About this exercise: Using the data beneath, show every line that includes the word "while".

Data entries:
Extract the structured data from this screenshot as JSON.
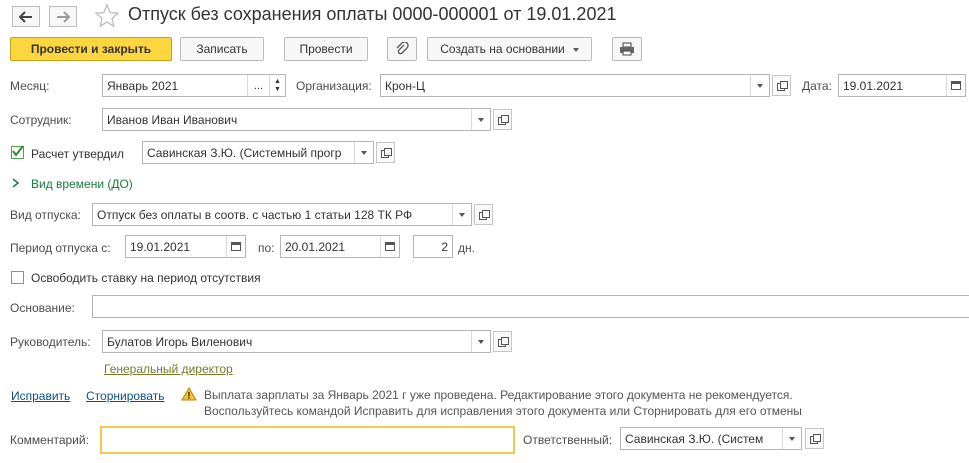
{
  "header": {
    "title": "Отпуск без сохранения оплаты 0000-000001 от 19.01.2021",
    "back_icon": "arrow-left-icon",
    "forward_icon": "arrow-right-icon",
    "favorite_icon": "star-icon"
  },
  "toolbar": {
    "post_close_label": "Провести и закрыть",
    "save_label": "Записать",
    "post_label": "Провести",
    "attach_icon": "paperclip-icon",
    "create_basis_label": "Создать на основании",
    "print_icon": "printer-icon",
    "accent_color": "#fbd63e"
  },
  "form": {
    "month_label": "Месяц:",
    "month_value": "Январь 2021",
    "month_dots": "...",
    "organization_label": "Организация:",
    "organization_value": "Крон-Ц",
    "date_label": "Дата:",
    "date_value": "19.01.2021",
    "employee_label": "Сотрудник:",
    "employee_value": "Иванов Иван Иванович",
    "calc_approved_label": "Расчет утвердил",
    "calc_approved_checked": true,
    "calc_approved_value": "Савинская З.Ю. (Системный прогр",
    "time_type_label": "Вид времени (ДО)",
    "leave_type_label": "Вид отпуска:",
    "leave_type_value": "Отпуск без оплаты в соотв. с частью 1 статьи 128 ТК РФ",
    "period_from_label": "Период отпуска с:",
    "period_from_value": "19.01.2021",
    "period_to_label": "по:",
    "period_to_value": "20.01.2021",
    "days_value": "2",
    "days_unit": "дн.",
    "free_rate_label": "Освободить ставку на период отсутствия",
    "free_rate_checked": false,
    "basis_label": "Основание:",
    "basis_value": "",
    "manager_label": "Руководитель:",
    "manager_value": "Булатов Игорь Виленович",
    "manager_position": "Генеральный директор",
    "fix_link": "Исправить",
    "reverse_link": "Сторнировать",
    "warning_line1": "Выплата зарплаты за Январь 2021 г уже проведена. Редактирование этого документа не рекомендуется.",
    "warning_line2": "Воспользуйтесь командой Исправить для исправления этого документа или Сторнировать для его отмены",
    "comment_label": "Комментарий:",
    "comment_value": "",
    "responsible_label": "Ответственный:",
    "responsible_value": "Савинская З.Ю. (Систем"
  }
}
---
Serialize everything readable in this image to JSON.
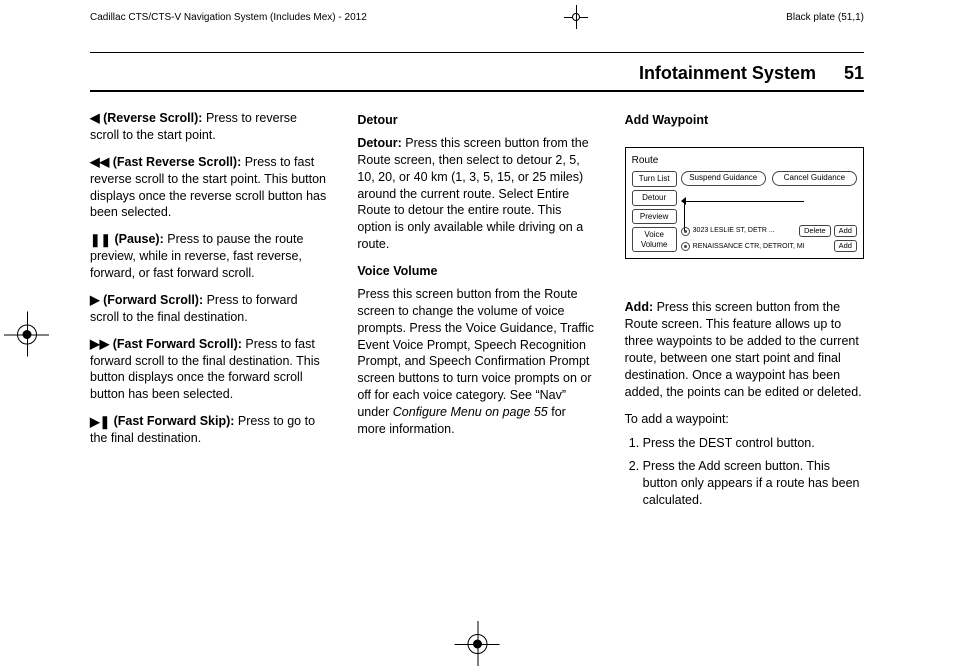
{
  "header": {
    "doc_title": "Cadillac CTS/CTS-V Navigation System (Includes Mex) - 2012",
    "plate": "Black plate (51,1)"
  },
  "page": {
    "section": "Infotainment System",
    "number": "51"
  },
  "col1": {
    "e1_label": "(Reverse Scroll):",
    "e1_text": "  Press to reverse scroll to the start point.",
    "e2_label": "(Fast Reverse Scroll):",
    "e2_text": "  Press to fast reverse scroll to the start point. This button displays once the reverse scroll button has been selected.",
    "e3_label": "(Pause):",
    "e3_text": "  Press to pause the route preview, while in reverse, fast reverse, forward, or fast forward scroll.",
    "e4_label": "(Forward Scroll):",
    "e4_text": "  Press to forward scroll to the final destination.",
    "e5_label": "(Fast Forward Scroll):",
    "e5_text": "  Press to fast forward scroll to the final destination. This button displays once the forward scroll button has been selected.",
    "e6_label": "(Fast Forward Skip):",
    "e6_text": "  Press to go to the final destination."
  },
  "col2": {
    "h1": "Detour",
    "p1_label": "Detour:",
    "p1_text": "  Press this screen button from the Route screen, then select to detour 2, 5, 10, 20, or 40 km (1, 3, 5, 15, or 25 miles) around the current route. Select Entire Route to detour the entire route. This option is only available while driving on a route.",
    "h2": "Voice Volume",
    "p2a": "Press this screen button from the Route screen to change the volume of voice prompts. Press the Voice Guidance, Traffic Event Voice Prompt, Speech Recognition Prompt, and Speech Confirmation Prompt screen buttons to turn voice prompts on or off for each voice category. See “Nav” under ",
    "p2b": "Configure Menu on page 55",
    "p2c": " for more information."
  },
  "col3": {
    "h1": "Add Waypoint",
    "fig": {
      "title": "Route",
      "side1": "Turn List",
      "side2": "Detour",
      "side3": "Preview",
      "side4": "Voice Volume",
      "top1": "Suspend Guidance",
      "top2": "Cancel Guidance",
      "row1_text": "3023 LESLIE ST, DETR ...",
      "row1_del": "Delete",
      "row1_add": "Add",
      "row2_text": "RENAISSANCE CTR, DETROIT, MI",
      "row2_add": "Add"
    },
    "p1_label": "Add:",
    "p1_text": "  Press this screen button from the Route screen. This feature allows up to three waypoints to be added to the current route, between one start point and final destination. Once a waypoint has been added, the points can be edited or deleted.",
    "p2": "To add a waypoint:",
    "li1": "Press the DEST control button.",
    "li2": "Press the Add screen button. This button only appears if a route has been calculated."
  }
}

Answer space:
    "e3_text": "  Press to pause the route preview, while in reverse, fast reverse, forward, or fast forward scroll.",
    "p1_text": "  Press this screen button from the Route screen, then select to detour 2, 5, 10, 20, or 40 km (1, 3, 5, 15, or 25 miles) around the current route. Select Entire Route to detour the entire route. This option is only available while driving on a route.",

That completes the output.